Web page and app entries

==*==

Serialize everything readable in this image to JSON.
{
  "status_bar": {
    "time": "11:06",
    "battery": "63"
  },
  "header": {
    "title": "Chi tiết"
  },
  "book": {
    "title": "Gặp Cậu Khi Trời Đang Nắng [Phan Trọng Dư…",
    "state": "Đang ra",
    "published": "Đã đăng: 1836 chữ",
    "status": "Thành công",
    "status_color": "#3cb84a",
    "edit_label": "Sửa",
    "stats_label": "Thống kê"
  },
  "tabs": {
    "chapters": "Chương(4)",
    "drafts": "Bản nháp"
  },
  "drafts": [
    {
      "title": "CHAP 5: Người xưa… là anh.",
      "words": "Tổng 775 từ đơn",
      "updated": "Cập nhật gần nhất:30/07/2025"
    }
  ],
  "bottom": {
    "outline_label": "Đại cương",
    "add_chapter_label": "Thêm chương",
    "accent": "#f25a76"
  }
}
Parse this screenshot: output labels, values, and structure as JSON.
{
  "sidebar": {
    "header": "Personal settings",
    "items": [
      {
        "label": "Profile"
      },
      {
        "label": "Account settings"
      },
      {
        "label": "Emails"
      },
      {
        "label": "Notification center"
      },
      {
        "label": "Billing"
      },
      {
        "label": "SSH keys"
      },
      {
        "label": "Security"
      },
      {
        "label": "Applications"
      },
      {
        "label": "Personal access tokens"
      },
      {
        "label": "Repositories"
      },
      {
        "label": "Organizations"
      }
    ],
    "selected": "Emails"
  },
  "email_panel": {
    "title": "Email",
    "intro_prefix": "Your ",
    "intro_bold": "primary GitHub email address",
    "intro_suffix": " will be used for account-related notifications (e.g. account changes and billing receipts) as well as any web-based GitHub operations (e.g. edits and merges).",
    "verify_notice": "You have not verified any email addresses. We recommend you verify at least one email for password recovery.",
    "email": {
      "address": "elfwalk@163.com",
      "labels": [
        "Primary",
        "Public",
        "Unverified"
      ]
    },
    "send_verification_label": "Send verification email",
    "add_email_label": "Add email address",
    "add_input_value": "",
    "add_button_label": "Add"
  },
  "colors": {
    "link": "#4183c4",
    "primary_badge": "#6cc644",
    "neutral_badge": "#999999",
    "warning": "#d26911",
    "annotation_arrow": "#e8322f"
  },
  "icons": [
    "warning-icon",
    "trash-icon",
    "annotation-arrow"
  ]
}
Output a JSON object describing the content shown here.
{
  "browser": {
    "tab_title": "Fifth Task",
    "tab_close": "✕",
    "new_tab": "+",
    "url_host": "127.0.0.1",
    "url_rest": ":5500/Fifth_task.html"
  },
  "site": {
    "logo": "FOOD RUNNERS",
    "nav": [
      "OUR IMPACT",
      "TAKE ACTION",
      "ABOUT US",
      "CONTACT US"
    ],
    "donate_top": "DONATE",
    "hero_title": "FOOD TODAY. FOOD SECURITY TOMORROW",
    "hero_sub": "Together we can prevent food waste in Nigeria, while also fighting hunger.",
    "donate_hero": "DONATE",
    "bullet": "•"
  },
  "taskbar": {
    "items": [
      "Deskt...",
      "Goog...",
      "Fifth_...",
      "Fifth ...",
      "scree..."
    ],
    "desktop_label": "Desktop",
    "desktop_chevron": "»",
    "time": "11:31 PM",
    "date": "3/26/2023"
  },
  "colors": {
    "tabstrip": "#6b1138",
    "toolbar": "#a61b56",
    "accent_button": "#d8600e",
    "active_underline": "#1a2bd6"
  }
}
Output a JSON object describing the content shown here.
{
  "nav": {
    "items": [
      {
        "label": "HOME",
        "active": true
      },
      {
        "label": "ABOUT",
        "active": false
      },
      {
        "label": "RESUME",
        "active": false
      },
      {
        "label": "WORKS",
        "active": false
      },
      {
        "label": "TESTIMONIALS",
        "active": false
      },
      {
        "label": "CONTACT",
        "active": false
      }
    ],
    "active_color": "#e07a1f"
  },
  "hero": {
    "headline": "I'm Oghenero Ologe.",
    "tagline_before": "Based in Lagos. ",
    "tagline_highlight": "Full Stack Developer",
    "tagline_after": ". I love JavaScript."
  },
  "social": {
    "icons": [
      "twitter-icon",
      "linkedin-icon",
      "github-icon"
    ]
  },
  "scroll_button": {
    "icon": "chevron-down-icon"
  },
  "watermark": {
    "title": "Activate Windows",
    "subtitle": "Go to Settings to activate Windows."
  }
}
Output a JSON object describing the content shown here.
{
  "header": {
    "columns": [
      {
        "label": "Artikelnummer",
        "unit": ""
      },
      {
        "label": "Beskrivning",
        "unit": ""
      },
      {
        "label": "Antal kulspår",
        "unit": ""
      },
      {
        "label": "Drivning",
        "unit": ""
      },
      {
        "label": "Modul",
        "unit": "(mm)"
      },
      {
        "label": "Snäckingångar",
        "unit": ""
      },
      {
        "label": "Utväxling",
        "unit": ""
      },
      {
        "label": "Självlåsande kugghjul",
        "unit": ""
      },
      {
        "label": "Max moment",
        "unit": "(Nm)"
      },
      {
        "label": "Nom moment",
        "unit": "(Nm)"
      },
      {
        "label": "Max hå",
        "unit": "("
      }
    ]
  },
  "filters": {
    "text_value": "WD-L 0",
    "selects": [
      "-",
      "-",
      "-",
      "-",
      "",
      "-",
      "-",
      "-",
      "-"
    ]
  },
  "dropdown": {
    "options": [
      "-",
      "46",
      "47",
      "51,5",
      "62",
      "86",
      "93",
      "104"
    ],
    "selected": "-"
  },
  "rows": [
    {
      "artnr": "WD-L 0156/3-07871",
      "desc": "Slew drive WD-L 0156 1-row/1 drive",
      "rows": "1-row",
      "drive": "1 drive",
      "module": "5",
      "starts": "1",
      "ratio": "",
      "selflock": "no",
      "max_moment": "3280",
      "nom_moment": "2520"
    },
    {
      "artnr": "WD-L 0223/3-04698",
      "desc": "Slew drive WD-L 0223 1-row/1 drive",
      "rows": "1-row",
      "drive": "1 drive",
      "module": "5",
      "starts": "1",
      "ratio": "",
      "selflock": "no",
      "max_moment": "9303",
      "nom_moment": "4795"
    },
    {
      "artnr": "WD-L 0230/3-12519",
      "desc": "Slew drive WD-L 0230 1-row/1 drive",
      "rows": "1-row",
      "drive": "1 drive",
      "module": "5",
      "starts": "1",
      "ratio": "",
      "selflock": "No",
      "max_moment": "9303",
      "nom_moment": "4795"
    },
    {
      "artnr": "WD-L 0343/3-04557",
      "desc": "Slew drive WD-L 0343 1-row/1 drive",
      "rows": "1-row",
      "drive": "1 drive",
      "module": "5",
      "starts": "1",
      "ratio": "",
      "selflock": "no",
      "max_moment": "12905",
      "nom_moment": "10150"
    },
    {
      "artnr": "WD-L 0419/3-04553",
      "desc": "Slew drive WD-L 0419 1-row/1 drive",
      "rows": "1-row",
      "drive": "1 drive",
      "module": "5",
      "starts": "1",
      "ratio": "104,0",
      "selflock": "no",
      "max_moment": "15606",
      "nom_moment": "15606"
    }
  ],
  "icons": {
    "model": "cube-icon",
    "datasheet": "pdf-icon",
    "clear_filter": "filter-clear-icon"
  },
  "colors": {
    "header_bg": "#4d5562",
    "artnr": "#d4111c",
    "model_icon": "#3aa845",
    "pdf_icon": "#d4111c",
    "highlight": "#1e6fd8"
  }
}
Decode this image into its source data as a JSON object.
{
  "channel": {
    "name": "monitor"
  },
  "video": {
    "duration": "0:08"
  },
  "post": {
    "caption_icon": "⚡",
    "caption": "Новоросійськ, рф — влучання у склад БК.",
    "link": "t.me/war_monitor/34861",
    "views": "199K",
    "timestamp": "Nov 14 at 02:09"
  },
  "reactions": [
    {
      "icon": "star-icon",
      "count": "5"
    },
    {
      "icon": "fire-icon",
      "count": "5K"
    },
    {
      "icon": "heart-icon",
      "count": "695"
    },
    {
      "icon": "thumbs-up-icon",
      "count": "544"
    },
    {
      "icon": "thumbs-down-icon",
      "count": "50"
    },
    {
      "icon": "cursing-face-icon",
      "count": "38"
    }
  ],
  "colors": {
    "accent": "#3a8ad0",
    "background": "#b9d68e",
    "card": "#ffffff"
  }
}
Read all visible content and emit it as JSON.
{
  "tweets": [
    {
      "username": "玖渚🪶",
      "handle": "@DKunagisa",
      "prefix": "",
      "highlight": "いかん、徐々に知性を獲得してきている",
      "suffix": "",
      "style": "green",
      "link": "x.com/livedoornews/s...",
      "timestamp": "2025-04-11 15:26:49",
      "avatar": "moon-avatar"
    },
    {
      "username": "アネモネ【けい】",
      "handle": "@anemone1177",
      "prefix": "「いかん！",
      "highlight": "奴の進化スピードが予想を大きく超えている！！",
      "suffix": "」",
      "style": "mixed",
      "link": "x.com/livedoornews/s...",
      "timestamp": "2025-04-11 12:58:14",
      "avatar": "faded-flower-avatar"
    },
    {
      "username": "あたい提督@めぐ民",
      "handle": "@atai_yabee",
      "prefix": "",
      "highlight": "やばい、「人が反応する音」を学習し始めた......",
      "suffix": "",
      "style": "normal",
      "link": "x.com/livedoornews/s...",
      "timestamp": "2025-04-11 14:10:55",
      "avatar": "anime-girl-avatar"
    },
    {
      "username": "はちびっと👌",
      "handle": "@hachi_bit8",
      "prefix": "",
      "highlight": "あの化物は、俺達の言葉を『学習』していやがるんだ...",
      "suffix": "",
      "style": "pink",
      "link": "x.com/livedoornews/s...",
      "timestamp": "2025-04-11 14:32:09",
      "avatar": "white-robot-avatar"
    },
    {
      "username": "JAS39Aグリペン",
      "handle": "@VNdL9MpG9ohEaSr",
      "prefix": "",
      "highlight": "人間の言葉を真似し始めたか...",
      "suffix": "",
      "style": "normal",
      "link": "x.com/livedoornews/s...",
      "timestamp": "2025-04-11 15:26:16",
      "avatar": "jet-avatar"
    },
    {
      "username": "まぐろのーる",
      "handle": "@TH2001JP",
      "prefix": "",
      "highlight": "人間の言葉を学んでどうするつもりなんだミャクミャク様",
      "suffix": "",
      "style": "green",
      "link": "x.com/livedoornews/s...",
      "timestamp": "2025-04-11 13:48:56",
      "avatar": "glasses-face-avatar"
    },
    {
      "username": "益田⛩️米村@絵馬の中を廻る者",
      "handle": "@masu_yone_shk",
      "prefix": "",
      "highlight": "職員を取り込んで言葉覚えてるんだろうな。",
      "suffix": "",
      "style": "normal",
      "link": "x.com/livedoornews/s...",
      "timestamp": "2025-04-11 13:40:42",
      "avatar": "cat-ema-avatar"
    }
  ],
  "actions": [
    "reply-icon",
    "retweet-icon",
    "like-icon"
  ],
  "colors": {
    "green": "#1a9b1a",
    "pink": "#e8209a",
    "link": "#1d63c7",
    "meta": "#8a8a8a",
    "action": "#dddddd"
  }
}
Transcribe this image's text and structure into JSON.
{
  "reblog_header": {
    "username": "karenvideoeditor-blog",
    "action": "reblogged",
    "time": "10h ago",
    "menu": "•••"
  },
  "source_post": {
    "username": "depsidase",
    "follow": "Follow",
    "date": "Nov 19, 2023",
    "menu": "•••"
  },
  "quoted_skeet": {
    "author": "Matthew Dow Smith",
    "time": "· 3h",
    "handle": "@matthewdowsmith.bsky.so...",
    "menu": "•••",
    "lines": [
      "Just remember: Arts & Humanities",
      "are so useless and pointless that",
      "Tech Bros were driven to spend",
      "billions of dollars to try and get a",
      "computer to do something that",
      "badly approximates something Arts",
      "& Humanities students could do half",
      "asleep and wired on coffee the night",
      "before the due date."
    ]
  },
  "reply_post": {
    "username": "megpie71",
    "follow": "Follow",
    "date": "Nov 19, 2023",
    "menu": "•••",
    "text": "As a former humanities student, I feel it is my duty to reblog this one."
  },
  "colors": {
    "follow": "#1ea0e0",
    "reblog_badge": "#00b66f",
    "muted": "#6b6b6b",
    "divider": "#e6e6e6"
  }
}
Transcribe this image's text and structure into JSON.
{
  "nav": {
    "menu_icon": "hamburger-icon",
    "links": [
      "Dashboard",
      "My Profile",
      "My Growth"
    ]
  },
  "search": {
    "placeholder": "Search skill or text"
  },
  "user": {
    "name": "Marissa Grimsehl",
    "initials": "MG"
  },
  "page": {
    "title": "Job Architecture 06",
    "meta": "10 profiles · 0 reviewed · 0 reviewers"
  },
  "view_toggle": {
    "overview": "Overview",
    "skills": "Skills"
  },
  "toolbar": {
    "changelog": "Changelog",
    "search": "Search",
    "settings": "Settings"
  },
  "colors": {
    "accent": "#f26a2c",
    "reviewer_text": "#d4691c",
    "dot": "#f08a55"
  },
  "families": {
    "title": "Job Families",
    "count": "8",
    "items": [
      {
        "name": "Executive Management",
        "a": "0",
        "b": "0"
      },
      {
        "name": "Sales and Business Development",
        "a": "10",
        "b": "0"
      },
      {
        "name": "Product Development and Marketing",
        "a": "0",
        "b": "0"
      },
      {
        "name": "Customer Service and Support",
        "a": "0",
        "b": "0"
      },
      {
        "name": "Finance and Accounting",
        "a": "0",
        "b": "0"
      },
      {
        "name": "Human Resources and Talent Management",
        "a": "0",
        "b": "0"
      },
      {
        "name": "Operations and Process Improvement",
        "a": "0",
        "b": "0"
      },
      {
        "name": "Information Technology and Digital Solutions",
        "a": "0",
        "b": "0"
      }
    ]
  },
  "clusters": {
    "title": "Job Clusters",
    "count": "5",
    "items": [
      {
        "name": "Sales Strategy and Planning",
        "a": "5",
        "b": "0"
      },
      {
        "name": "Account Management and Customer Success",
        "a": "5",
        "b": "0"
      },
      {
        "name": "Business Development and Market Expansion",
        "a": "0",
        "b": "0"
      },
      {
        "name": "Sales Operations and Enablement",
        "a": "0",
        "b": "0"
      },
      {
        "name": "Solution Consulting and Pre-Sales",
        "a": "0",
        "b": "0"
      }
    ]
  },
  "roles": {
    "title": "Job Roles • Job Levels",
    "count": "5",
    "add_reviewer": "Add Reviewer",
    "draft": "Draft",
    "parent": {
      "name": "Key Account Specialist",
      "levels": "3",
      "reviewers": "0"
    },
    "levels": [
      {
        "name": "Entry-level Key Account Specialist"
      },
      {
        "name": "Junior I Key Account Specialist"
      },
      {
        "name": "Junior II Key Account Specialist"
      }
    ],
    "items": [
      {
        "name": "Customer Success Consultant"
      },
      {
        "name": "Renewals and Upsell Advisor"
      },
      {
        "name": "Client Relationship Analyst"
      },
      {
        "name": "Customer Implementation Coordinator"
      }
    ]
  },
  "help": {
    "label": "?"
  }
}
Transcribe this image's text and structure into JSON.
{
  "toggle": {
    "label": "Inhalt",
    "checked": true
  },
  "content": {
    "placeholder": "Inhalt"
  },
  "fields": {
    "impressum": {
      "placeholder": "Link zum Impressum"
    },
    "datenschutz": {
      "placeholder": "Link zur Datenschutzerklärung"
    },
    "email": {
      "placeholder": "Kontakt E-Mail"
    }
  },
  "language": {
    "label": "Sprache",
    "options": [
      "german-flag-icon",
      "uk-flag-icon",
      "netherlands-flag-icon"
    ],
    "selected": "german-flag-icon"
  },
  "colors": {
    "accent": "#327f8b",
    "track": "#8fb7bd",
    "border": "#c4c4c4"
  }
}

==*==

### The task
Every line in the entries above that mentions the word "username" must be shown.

### Expected answer
      "username": "玖渚🪶",
      "username": "アネモネ【けい】",
      "username": "あたい提督@めぐ民",
      "username": "はちびっと👌",
      "username": "JAS39Aグリペン",
      "username": "まぐろのーる",
      "username": "益田⛩️米村@絵馬の中を廻る者",
    "username": "karenvideoeditor-blog",
    "username": "depsidase",
    "username": "megpie71",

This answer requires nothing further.